◆ **WHAT IS REQUIRED**
Gather each line of the entries below that includes "shortcut".

** Opening RECORDS FOR THIS EXERCISE block **

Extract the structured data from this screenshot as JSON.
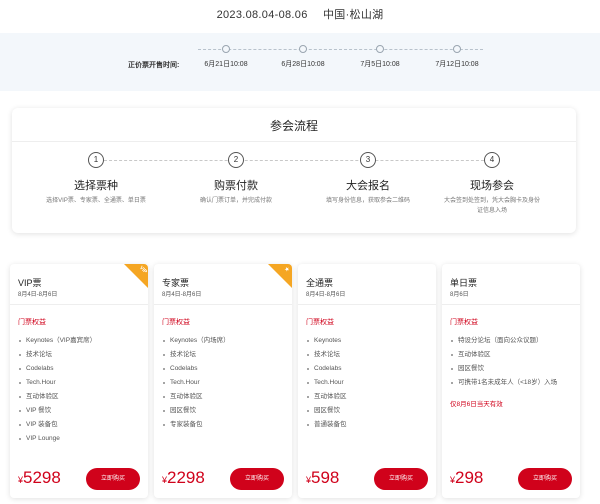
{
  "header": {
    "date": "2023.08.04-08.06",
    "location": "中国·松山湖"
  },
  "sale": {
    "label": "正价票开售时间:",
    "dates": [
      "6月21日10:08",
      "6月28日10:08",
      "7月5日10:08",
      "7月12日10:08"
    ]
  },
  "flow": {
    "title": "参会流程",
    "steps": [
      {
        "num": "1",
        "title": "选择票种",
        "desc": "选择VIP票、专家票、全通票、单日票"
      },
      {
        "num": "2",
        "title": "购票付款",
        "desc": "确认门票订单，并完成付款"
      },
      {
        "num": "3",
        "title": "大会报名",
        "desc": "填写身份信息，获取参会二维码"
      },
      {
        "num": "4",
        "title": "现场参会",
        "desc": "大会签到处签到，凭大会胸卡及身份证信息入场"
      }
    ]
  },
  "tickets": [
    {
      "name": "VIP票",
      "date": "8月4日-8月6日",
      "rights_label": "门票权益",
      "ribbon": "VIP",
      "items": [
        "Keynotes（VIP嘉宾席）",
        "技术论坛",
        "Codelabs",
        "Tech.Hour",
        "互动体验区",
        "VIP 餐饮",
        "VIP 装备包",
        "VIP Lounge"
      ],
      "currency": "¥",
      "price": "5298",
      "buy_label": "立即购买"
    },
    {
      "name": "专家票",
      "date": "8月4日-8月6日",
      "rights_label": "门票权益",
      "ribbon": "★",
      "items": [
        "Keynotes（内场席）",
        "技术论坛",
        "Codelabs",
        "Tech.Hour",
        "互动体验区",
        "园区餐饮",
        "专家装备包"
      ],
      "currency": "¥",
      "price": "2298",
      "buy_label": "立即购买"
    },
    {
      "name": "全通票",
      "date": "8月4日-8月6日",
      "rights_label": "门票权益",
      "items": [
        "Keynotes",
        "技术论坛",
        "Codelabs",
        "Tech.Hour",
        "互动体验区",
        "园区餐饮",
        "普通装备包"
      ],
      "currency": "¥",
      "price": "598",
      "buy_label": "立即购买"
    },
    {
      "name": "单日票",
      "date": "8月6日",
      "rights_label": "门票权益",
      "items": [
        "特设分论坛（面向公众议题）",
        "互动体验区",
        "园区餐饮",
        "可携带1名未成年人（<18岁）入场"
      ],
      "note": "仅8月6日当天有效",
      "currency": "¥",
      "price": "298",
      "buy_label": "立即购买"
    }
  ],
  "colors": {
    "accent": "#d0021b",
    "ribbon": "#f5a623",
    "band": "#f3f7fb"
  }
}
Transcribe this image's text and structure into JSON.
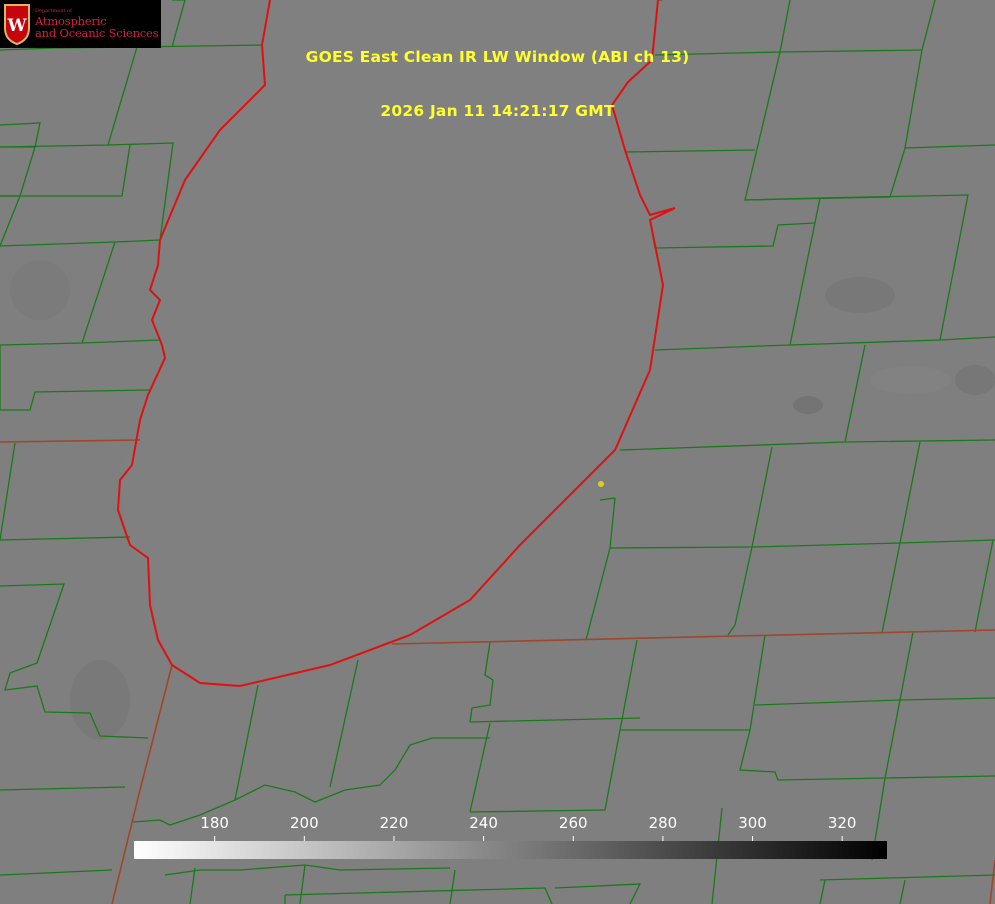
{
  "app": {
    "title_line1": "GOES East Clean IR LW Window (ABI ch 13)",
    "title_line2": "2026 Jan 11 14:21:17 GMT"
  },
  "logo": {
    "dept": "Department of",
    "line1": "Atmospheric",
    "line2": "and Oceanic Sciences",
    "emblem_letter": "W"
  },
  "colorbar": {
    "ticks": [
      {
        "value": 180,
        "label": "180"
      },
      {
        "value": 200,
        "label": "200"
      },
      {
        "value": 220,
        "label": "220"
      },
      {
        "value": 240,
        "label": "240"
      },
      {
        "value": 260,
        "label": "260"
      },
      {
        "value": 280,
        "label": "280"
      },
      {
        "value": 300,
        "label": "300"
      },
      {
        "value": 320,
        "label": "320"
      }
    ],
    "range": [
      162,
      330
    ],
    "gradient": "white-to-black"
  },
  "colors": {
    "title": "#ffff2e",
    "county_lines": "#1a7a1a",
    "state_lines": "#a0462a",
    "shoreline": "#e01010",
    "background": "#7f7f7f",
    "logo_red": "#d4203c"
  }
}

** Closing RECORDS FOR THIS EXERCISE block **
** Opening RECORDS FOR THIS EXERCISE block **

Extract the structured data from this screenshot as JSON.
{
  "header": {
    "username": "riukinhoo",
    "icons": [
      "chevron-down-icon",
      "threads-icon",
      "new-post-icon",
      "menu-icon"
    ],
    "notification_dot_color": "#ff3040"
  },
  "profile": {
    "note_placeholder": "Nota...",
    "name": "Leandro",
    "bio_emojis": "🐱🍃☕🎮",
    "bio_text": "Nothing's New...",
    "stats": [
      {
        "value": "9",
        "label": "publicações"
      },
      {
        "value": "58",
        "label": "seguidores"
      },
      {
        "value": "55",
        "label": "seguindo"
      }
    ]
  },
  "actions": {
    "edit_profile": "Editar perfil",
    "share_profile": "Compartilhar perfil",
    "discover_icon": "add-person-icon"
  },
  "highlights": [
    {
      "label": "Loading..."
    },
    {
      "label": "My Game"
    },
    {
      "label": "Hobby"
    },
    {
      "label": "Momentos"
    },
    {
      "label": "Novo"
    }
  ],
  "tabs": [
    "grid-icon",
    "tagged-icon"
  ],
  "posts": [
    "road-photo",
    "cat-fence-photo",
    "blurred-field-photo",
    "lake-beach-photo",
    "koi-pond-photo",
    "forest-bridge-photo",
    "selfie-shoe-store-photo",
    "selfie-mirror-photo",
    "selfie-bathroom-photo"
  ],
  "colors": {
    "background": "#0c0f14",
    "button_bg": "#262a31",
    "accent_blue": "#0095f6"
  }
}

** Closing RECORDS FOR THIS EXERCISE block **
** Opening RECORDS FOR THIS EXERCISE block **

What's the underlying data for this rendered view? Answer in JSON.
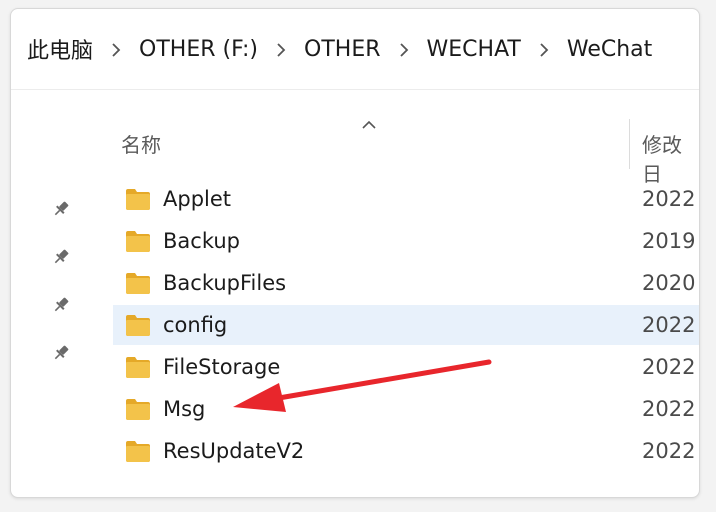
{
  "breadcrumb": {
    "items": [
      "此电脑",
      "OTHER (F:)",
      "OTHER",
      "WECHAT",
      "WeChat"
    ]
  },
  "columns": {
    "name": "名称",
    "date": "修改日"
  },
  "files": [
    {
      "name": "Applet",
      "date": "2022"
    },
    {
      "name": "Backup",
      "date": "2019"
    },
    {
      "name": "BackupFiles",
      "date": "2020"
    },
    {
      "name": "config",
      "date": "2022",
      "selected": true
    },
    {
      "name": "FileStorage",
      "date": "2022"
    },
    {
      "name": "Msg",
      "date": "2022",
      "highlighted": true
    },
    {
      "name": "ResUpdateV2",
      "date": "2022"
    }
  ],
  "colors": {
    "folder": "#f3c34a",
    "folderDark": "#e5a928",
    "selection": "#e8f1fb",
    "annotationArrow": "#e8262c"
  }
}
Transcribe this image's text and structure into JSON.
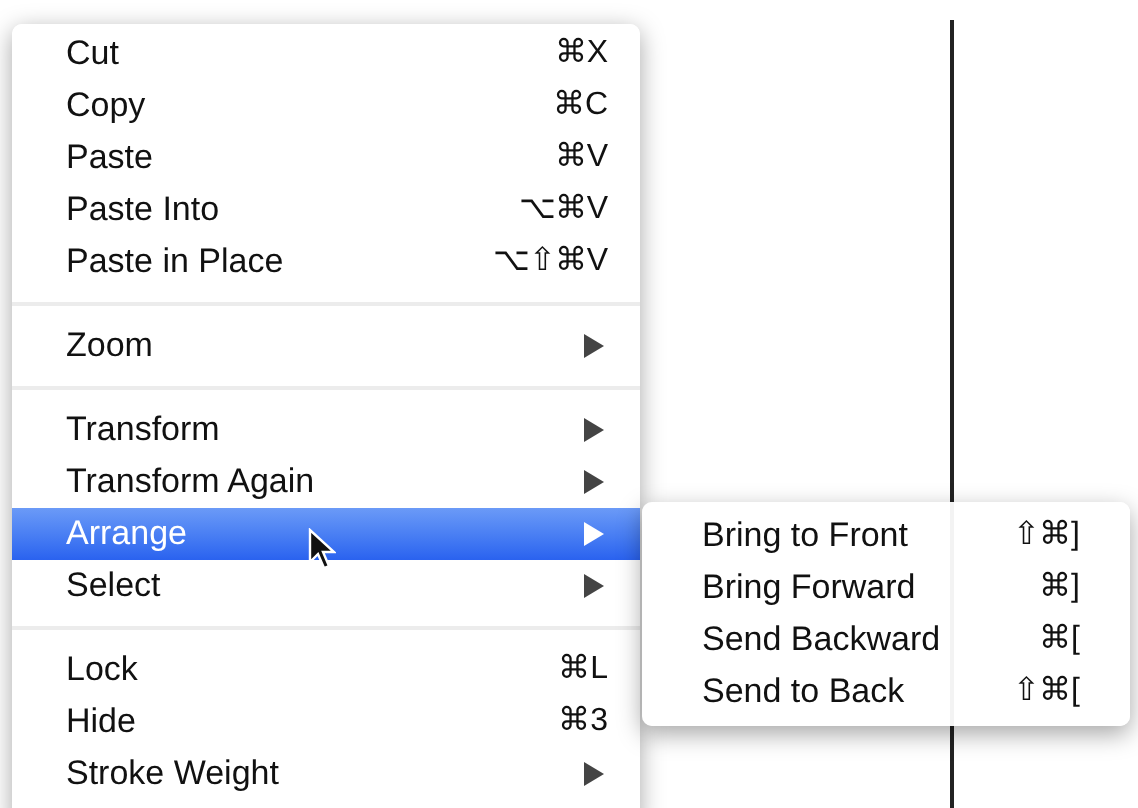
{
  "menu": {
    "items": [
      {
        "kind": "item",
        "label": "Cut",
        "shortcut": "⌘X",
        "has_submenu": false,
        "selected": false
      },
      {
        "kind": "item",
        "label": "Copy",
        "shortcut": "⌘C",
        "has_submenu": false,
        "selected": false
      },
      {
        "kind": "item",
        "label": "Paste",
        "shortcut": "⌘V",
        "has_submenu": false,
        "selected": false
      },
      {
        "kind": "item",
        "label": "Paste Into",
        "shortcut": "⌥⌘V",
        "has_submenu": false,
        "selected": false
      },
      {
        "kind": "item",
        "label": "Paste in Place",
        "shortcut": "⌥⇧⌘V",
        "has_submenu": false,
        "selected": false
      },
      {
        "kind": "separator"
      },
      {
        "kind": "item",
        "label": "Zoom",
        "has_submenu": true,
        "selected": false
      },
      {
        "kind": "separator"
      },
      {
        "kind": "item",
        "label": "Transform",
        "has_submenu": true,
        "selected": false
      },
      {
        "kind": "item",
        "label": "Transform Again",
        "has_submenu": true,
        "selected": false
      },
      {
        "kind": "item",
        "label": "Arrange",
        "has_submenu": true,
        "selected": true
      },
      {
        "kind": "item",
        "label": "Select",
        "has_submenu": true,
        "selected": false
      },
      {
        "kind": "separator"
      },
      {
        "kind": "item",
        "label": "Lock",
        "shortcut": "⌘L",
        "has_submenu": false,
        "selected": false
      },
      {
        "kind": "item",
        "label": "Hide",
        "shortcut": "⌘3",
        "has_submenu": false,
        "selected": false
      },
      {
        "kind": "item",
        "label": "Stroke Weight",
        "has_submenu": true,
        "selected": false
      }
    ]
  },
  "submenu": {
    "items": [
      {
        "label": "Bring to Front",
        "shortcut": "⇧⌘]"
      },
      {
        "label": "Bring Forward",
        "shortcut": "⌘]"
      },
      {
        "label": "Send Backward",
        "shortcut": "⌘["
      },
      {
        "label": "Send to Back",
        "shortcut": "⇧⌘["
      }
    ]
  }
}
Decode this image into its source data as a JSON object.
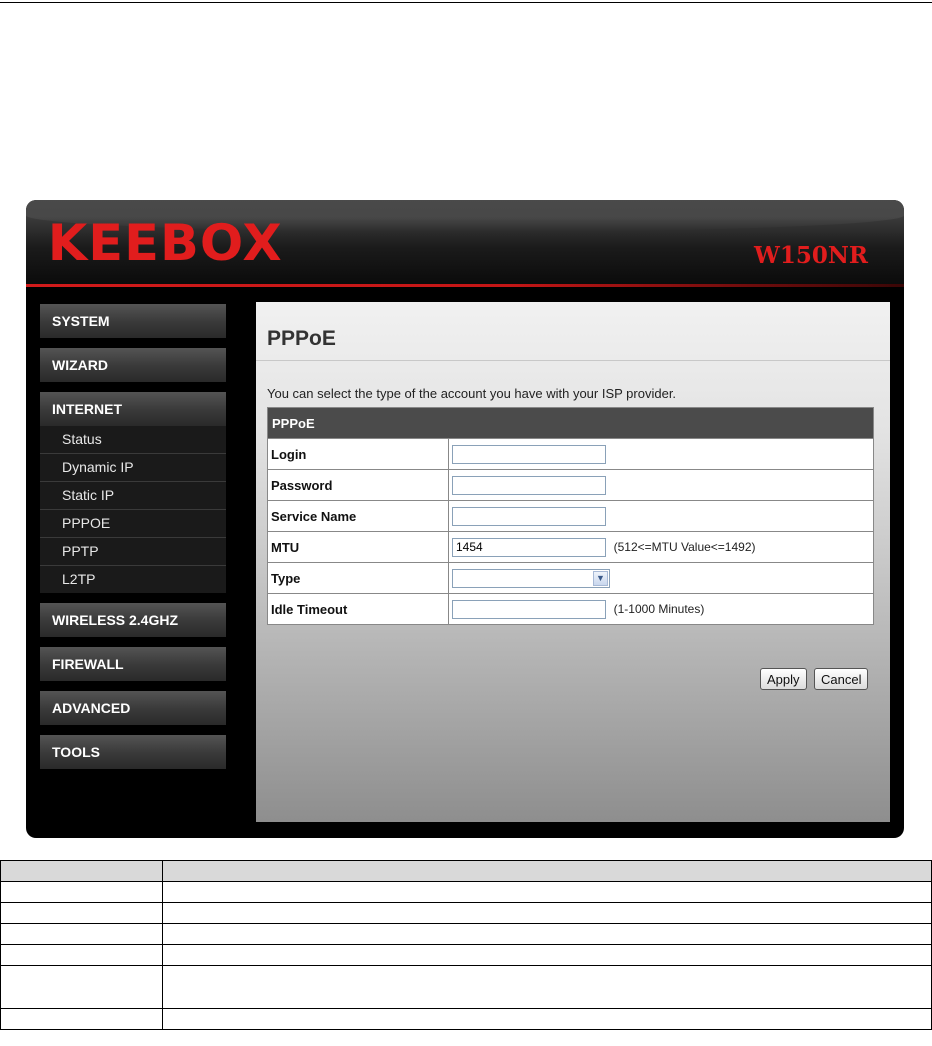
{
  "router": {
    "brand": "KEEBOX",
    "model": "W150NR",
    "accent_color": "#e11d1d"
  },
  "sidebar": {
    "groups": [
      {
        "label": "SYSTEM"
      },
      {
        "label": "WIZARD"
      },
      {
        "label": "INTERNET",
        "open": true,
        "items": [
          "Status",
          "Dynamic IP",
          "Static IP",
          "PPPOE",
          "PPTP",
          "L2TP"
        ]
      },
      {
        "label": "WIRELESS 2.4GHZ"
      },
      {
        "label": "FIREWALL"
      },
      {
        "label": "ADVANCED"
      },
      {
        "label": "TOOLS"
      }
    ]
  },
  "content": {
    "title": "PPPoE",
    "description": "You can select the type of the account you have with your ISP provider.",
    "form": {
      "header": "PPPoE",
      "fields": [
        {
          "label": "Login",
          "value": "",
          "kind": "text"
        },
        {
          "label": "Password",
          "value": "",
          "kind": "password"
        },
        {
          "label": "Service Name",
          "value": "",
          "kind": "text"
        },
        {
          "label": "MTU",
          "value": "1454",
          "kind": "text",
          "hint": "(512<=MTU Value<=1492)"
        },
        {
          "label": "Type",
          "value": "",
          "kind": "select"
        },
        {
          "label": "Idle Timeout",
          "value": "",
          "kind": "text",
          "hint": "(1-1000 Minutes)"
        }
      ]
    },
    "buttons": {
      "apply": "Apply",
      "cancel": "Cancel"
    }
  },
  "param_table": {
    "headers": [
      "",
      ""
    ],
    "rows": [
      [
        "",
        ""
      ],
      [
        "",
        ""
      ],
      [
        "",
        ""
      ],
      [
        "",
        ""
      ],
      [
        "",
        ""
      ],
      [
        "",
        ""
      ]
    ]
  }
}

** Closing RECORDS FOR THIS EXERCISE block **

◆ **PROBLEM SOLUTION**
        "shortcut": "⌘X",
        "shortcut": "⌘C",
        "shortcut": "⌘V",
        "shortcut": "⌥⌘V",
        "shortcut": "⌥⇧⌘V",
        "shortcut": "⌘L",
        "shortcut": "⌘3",
        "shortcut": "⇧⌘]"
        "shortcut": "⌘]"
        "shortcut": "⌘["
        "shortcut": "⇧⌘["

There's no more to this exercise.